  • Can’t wait for Part 2. I’ve been stalling on making a shawl because I can’t decide on the colours, and I don’t know HOW to decide on the colours.

  • This series is going to be great and so useful. About all I know is contrast colors from the color wheel. This series is going to take me far. I’m already looking foward to the next post.

  • Thx Ann Weaver. I am a fan of yours. Useful info.

  • Thanks Ann. My eyes didn’t glaze over by the end of your article – so maybe this time I’ll finally understand color rather than going with my instincts which has lead to some really unique color combos. That’s unique not in a good way. LOL

  • SO GREAT! I am looking forward to every word of this series.

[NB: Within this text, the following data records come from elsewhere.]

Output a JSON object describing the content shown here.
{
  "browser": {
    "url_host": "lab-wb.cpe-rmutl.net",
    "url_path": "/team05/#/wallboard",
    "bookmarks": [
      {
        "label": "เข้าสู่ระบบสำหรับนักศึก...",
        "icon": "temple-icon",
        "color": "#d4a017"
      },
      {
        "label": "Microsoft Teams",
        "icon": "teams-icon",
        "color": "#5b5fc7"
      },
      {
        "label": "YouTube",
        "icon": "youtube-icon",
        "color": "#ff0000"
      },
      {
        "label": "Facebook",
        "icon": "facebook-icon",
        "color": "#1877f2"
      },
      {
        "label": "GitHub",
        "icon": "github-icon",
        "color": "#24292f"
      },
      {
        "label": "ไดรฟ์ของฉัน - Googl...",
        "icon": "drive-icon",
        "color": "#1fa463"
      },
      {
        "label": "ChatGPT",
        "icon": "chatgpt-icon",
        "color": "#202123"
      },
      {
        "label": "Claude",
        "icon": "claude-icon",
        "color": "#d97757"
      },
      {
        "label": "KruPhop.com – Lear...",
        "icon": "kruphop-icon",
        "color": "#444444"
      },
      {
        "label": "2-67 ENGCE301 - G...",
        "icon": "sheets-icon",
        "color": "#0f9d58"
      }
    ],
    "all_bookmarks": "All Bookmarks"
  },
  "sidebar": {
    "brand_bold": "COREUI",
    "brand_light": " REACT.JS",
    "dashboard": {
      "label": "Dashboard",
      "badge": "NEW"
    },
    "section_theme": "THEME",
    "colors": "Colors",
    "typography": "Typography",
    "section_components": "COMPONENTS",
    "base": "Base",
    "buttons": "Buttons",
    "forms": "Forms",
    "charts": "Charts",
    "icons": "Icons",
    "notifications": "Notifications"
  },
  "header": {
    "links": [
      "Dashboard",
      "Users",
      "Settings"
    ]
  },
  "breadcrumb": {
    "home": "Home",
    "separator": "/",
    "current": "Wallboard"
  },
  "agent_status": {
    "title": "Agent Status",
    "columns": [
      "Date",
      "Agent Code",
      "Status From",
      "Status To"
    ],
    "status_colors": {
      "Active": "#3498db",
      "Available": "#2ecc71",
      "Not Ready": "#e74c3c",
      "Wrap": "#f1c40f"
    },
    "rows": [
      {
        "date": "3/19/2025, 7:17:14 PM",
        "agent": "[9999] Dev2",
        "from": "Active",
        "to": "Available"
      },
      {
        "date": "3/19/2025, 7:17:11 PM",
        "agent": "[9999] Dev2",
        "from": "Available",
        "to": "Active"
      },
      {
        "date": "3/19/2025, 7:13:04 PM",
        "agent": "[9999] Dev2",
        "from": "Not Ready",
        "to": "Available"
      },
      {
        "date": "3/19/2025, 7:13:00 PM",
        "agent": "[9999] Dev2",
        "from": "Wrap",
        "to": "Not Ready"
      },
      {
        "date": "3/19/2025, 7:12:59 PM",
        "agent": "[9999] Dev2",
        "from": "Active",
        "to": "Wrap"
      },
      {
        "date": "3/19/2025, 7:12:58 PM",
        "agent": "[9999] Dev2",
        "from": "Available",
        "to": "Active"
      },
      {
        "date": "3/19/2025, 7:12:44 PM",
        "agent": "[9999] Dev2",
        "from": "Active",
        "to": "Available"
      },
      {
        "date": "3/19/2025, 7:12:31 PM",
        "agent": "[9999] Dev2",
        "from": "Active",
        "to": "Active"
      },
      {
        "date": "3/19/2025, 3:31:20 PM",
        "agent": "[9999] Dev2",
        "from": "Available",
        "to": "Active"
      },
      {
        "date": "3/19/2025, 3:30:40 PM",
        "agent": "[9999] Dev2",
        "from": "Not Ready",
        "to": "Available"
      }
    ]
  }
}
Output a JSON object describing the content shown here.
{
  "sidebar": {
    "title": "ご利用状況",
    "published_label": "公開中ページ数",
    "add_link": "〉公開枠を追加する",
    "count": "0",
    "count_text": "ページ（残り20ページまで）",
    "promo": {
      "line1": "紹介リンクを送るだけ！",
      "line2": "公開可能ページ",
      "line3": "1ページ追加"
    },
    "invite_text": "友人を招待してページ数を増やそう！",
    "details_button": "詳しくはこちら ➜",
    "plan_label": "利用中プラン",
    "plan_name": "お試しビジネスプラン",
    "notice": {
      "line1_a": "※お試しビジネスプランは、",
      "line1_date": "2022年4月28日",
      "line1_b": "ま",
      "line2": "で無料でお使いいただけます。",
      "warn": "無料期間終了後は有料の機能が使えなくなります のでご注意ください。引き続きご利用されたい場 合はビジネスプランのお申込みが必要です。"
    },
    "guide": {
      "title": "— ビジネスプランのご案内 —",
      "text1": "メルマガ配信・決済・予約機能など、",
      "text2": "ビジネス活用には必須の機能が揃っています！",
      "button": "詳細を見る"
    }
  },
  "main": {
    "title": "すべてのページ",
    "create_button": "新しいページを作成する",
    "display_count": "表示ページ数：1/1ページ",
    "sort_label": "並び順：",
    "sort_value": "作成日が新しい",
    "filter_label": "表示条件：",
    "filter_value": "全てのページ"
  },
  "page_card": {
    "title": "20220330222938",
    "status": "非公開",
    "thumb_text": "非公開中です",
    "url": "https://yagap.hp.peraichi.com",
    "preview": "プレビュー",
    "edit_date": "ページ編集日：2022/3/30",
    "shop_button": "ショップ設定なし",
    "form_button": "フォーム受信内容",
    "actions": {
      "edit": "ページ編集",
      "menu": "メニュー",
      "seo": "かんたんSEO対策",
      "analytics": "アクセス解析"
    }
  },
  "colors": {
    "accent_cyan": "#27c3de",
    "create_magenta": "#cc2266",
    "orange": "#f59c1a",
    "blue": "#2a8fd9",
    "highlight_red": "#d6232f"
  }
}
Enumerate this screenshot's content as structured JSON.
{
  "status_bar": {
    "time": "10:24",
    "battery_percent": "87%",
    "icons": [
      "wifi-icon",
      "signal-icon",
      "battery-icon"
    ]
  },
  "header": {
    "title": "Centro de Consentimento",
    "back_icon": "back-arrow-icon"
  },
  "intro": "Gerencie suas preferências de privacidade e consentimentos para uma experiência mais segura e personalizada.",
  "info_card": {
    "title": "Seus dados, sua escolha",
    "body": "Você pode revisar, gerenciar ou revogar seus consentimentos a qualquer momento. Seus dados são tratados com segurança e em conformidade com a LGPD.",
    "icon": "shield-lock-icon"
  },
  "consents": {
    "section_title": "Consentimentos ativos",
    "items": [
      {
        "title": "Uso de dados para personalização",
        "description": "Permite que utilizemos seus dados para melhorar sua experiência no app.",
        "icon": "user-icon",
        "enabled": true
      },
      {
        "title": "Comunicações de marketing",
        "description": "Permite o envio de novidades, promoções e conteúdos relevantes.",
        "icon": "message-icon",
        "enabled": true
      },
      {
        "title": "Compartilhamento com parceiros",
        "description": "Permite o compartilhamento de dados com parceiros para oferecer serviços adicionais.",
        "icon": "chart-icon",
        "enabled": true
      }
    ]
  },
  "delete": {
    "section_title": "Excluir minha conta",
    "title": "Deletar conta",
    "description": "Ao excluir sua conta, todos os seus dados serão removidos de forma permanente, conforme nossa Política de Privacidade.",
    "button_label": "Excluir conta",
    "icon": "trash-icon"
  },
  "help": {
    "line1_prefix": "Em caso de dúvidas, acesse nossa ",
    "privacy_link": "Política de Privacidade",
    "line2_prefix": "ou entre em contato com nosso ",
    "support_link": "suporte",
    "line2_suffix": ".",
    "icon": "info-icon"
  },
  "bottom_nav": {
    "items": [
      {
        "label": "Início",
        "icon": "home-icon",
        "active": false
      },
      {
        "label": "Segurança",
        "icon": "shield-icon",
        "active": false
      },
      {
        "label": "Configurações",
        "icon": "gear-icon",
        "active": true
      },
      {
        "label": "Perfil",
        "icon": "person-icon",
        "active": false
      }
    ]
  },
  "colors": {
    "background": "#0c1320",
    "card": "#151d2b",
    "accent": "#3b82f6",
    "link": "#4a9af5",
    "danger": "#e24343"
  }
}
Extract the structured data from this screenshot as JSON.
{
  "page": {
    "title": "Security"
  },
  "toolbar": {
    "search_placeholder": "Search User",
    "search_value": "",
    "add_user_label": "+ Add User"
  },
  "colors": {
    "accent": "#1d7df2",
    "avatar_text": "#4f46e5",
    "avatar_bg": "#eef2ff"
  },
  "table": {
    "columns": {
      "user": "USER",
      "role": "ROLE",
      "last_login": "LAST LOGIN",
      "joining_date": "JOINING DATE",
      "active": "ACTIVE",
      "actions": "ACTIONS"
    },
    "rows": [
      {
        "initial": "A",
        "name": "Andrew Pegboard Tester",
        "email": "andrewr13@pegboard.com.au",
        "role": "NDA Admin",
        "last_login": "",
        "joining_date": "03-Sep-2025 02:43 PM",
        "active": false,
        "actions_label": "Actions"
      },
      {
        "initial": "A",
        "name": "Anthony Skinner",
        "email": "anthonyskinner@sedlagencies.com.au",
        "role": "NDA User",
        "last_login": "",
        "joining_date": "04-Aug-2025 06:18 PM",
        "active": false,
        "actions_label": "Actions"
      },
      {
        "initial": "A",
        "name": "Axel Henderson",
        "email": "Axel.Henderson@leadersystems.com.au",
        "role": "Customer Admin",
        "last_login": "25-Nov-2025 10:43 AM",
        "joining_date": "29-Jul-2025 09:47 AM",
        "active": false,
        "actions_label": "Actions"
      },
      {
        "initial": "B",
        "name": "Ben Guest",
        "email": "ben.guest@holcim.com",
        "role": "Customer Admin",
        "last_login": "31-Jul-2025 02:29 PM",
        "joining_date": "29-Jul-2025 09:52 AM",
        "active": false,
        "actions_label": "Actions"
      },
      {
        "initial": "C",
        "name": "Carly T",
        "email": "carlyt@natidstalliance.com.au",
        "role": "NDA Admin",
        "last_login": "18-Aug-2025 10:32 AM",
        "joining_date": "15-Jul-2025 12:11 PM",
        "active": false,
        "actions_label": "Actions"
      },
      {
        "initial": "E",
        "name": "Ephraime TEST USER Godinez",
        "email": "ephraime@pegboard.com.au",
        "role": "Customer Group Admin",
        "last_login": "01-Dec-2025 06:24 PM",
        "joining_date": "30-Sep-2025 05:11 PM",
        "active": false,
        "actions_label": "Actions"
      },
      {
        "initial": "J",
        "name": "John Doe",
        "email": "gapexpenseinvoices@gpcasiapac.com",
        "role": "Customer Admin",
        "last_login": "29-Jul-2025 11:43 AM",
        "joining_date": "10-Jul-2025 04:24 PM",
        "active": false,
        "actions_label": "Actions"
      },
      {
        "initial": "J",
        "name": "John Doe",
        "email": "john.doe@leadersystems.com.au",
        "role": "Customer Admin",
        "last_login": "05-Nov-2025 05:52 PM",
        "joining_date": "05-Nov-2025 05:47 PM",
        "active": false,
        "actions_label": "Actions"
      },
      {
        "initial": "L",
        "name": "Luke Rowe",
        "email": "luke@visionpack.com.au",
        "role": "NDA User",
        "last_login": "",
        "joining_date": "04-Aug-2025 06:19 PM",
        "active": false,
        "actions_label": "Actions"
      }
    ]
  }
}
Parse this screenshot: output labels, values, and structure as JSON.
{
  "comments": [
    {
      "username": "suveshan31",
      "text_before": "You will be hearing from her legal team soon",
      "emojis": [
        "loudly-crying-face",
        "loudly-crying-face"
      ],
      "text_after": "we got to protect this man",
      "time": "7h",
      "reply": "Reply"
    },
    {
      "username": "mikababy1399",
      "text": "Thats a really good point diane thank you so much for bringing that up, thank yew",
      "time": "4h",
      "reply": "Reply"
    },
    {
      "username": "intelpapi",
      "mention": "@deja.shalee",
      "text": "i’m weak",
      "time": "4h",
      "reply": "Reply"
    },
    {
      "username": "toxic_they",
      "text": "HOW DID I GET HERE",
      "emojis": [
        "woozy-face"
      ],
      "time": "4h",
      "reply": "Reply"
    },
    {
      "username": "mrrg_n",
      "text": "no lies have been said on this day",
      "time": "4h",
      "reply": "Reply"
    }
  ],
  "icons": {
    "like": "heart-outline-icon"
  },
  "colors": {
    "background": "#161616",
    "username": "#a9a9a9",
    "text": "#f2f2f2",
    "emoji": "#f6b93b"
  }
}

Ann Weaver is a treasure. But you already know that. xox

  • This article is wonderful and I can’t wait for the rest! I belong in that camp of those who have no color confidence. It’s probably why I mostly knit (and wear) blues and grays.

  • wonderful! thank you so much — I am looking forward to future color classes!

  • Great article! I’m looking forward to the rest of the series! Thanks!

  • So interesting. I have knitted projects that are useless when finished because they are just not ‘me’. Most of the time it is the color. I look forward to the series.

  • I love the first article of this series. Great writing style also! I have always been overwhelmed with color selection and this series will be perfect for me. Thank you.

  • Excellent first start looking forward to reading more. I need to get braver with color

  • Wonderful article.
    Will not tell you how many balls of yarn get recycled at knitting holiday parties.

  • Can’t wait to read this. I’m a painter and I teach color theory. Value is the biggest struggle my students have. Color, A Workshop approach is a great workbook for teaching color theory to yourself. It is full of great exercises and is based on Albers and itten. My mantra– color is relative!

  • Love MDK snippets and the great color article. I can hardly wait for the next one.

  • Wonderful! So glad to have this information and read and learn more about color.

  • Wow!

  • This is a great series. Thank you!

  • Fantastic. Really useful. A chance to look under the hood at some of the fundamentals. I am looking forward to Part 2.

  • thank you thank you thank you. I have absolutely NO sense of color–except for what I like vs what I don’t like…..I truly need all the help I can get–cannot wait for more ‘instruction’

  • Thank you!! I was looking for something to plan out knitting projects with colour combinations, and the cards you recommend are exactly what I needed.